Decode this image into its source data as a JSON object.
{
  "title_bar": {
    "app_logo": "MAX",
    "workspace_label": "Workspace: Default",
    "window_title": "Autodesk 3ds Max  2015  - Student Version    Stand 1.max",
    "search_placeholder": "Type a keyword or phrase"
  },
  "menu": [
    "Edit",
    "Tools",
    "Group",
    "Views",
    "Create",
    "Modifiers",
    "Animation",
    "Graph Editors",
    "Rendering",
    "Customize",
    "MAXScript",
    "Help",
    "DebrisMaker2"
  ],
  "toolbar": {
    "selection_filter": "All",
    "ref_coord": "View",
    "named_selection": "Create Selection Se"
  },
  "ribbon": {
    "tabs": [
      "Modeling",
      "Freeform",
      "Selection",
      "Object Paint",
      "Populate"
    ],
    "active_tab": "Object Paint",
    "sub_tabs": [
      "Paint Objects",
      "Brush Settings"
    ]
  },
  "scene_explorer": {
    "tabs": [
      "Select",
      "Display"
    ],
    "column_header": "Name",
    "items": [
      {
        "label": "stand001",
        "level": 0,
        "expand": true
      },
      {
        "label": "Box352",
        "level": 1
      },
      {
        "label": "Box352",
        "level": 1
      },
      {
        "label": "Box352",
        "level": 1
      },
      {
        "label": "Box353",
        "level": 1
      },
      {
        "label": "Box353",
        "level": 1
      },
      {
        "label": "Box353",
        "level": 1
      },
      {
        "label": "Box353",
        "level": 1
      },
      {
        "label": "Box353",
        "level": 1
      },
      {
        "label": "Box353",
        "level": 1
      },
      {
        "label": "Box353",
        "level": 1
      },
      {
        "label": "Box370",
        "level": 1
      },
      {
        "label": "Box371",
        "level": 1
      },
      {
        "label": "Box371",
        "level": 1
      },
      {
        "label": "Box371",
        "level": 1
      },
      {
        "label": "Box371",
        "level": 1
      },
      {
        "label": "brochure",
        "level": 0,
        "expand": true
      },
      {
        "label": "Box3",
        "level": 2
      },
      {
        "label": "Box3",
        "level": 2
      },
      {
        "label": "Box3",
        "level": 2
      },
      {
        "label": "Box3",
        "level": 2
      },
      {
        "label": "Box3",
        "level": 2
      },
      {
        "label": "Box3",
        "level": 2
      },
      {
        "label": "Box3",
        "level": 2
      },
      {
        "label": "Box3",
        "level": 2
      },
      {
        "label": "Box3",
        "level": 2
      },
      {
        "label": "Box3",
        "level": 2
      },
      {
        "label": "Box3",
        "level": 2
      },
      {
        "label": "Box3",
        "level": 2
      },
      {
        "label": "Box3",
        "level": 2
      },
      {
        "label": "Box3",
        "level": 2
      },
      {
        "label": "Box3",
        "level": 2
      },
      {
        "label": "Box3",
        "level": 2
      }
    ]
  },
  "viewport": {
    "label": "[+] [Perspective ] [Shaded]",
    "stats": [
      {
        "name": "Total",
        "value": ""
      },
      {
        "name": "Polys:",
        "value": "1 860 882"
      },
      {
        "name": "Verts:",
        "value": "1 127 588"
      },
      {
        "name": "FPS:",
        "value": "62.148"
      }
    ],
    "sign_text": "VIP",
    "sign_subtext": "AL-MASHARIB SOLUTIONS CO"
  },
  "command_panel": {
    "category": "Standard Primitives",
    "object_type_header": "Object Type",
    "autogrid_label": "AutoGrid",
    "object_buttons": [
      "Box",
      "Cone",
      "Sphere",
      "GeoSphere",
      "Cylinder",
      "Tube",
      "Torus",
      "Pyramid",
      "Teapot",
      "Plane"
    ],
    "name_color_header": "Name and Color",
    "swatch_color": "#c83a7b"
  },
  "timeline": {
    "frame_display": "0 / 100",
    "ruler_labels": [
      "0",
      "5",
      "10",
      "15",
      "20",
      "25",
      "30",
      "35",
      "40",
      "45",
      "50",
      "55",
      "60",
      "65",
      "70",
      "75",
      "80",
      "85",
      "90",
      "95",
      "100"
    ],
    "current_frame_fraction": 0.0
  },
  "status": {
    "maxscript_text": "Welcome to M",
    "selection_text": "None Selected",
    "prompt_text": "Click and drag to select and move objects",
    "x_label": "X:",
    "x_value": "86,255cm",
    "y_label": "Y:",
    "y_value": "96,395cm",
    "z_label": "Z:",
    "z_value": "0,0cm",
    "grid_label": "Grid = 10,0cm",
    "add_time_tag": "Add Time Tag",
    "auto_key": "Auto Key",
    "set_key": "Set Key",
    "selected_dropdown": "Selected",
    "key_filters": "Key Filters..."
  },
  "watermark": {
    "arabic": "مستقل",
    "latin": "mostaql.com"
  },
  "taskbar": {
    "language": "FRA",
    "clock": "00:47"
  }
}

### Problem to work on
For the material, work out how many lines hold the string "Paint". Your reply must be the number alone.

### Solution below
3